▶ **ASSIGNMENT**: Every line of the material is to be reproduced verbatim.

↓↓↓

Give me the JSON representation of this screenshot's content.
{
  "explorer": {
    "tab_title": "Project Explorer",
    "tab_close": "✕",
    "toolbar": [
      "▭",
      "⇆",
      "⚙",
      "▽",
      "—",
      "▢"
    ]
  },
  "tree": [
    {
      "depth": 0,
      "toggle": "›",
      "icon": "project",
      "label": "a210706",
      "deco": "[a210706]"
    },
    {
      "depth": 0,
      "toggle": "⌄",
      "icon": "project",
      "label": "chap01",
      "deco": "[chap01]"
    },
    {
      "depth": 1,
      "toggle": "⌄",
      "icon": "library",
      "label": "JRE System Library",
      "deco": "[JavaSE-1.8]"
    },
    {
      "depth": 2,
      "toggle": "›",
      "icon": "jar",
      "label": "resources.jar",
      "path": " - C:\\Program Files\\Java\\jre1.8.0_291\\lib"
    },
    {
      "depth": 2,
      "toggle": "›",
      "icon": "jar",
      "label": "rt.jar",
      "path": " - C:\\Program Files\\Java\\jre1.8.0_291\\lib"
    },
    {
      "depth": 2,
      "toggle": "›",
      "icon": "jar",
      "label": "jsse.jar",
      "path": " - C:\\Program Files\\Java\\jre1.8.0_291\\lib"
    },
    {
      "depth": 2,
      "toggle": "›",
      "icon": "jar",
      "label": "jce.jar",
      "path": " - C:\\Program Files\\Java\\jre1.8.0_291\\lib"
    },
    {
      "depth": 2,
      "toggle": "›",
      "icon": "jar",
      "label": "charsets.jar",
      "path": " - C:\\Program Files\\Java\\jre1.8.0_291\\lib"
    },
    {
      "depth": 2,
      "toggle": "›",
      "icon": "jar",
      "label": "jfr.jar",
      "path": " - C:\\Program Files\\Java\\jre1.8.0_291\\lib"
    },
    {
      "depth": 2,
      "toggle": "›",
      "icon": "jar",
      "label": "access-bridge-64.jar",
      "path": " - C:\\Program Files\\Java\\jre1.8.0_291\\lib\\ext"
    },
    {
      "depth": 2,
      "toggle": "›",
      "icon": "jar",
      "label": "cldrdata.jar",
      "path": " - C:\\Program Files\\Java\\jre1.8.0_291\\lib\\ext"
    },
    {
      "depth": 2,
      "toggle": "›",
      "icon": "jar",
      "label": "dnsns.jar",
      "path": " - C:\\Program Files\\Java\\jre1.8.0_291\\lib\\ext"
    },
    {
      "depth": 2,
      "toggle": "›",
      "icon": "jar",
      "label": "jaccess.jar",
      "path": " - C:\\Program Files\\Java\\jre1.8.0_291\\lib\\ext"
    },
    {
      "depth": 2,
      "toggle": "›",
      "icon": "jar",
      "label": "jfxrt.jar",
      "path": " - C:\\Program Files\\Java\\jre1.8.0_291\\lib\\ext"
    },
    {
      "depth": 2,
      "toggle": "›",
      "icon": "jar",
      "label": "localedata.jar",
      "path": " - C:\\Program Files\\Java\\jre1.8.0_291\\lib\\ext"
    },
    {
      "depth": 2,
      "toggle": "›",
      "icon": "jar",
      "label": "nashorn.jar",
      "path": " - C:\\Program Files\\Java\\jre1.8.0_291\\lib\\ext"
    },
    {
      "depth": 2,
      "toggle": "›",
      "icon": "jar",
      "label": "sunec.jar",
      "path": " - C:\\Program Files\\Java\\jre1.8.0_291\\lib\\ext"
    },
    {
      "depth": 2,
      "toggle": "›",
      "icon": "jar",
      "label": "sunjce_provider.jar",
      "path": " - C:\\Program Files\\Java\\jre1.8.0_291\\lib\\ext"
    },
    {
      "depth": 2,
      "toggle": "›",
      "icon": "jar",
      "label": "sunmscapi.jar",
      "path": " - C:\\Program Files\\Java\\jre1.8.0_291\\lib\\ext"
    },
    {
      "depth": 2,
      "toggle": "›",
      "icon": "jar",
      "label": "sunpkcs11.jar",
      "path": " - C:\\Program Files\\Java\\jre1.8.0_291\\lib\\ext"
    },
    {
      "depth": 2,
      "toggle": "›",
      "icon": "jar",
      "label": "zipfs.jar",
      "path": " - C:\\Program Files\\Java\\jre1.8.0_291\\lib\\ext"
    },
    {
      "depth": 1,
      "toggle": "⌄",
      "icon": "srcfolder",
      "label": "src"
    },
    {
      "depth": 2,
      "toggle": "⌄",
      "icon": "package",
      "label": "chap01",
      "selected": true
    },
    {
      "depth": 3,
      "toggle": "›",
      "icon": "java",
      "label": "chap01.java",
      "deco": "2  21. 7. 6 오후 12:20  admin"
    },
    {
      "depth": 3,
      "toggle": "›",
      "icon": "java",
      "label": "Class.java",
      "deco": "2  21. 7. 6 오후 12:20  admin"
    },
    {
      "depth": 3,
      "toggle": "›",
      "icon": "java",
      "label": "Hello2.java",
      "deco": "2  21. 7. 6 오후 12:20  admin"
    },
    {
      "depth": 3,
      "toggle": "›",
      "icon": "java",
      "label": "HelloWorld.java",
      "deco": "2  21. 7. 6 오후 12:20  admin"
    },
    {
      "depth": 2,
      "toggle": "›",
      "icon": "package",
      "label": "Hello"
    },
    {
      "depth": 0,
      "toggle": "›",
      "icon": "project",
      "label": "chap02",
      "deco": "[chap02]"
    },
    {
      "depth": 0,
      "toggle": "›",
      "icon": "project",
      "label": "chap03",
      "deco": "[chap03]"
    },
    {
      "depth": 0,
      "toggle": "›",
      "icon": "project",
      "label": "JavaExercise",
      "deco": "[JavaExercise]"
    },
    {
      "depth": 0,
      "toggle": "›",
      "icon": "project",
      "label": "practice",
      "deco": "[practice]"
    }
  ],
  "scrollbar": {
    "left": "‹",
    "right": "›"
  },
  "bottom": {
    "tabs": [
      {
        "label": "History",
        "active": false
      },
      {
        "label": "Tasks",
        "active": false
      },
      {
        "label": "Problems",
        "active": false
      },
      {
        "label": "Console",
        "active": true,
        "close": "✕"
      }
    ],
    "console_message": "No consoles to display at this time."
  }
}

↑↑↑

▶ **ANSWER BELOW**:
Give me the JSON representation of this screenshot's content.
{
  "explorer": {
    "tab_title": "Project Explorer",
    "tab_close": "✕",
    "toolbar": [
      "▭",
      "⇆",
      "⚙",
      "▽",
      "—",
      "▢"
    ]
  },
  "tree": [
    {
      "depth": 0,
      "toggle": "›",
      "icon": "project",
      "label": "a210706",
      "deco": "[a210706]"
    },
    {
      "depth": 0,
      "toggle": "⌄",
      "icon": "project",
      "label": "chap01",
      "deco": "[chap01]"
    },
    {
      "depth": 1,
      "toggle": "⌄",
      "icon": "library",
      "label": "JRE System Library",
      "deco": "[JavaSE-1.8]"
    },
    {
      "depth": 2,
      "toggle": "›",
      "icon": "jar",
      "label": "resources.jar",
      "path": " - C:\\Program Files\\Java\\jre1.8.0_291\\lib"
    },
    {
      "depth": 2,
      "toggle": "›",
      "icon": "jar",
      "label": "rt.jar",
      "path": " - C:\\Program Files\\Java\\jre1.8.0_291\\lib"
    },
    {
      "depth": 2,
      "toggle": "›",
      "icon": "jar",
      "label": "jsse.jar",
      "path": " - C:\\Program Files\\Java\\jre1.8.0_291\\lib"
    },
    {
      "depth": 2,
      "toggle": "›",
      "icon": "jar",
      "label": "jce.jar",
      "path": " - C:\\Program Files\\Java\\jre1.8.0_291\\lib"
    },
    {
      "depth": 2,
      "toggle": "›",
      "icon": "jar",
      "label": "charsets.jar",
      "path": " - C:\\Program Files\\Java\\jre1.8.0_291\\lib"
    },
    {
      "depth": 2,
      "toggle": "›",
      "icon": "jar",
      "label": "jfr.jar",
      "path": " - C:\\Program Files\\Java\\jre1.8.0_291\\lib"
    },
    {
      "depth": 2,
      "toggle": "›",
      "icon": "jar",
      "label": "access-bridge-64.jar",
      "path": " - C:\\Program Files\\Java\\jre1.8.0_291\\lib\\ext"
    },
    {
      "depth": 2,
      "toggle": "›",
      "icon": "jar",
      "label": "cldrdata.jar",
      "path": " - C:\\Program Files\\Java\\jre1.8.0_291\\lib\\ext"
    },
    {
      "depth": 2,
      "toggle": "›",
      "icon": "jar",
      "label": "dnsns.jar",
      "path": " - C:\\Program Files\\Java\\jre1.8.0_291\\lib\\ext"
    },
    {
      "depth": 2,
      "toggle": "›",
      "icon": "jar",
      "label": "jaccess.jar",
      "path": " - C:\\Program Files\\Java\\jre1.8.0_291\\lib\\ext"
    },
    {
      "depth": 2,
      "toggle": "›",
      "icon": "jar",
      "label": "jfxrt.jar",
      "path": " - C:\\Program Files\\Java\\jre1.8.0_291\\lib\\ext"
    },
    {
      "depth": 2,
      "toggle": "›",
      "icon": "jar",
      "label": "localedata.jar",
      "path": " - C:\\Program Files\\Java\\jre1.8.0_291\\lib\\ext"
    },
    {
      "depth": 2,
      "toggle": "›",
      "icon": "jar",
      "label": "nashorn.jar",
      "path": " - C:\\Program Files\\Java\\jre1.8.0_291\\lib\\ext"
    },
    {
      "depth": 2,
      "toggle": "›",
      "icon": "jar",
      "label": "sunec.jar",
      "path": " - C:\\Program Files\\Java\\jre1.8.0_291\\lib\\ext"
    },
    {
      "depth": 2,
      "toggle": "›",
      "icon": "jar",
      "label": "sunjce_provider.jar",
      "path": " - C:\\Program Files\\Java\\jre1.8.0_291\\lib\\ext"
    },
    {
      "depth": 2,
      "toggle": "›",
      "icon": "jar",
      "label": "sunmscapi.jar",
      "path": " - C:\\Program Files\\Java\\jre1.8.0_291\\lib\\ext"
    },
    {
      "depth": 2,
      "toggle": "›",
      "icon": "jar",
      "label": "sunpkcs11.jar",
      "path": " - C:\\Program Files\\Java\\jre1.8.0_291\\lib\\ext"
    },
    {
      "depth": 2,
      "toggle": "›",
      "icon": "jar",
      "label": "zipfs.jar",
      "path": " - C:\\Program Files\\Java\\jre1.8.0_291\\lib\\ext"
    },
    {
      "depth": 1,
      "toggle": "⌄",
      "icon": "srcfolder",
      "label": "src"
    },
    {
      "depth": 2,
      "toggle": "⌄",
      "icon": "package",
      "label": "chap01",
      "selected": true
    },
    {
      "depth": 3,
      "toggle": "›",
      "icon": "java",
      "label": "chap01.java",
      "deco": "2  21. 7. 6 오후 12:20  admin"
    },
    {
      "depth": 3,
      "toggle": "›",
      "icon": "java",
      "label": "Class.java",
      "deco": "2  21. 7. 6 오후 12:20  admin"
    },
    {
      "depth": 3,
      "toggle": "›",
      "icon": "java",
      "label": "Hello2.java",
      "deco": "2  21. 7. 6 오후 12:20  admin"
    },
    {
      "depth": 3,
      "toggle": "›",
      "icon": "java",
      "label": "HelloWorld.java",
      "deco": "2  21. 7. 6 오후 12:20  admin"
    },
    {
      "depth": 2,
      "toggle": "›",
      "icon": "package",
      "label": "Hello"
    },
    {
      "depth": 0,
      "toggle": "›",
      "icon": "project",
      "label": "chap02",
      "deco": "[chap02]"
    },
    {
      "depth": 0,
      "toggle": "›",
      "icon": "project",
      "label": "chap03",
      "deco": "[chap03]"
    },
    {
      "depth": 0,
      "toggle": "›",
      "icon": "project",
      "label": "JavaExercise",
      "deco": "[JavaExercise]"
    },
    {
      "depth": 0,
      "toggle": "›",
      "icon": "project",
      "label": "practice",
      "deco": "[practice]"
    }
  ],
  "scrollbar": {
    "left": "‹",
    "right": "›"
  },
  "bottom": {
    "tabs": [
      {
        "label": "History",
        "active": false
      },
      {
        "label": "Tasks",
        "active": false
      },
      {
        "label": "Problems",
        "active": false
      },
      {
        "label": "Console",
        "active": true,
        "close": "✕"
      }
    ],
    "console_message": "No consoles to display at this time."
  }
}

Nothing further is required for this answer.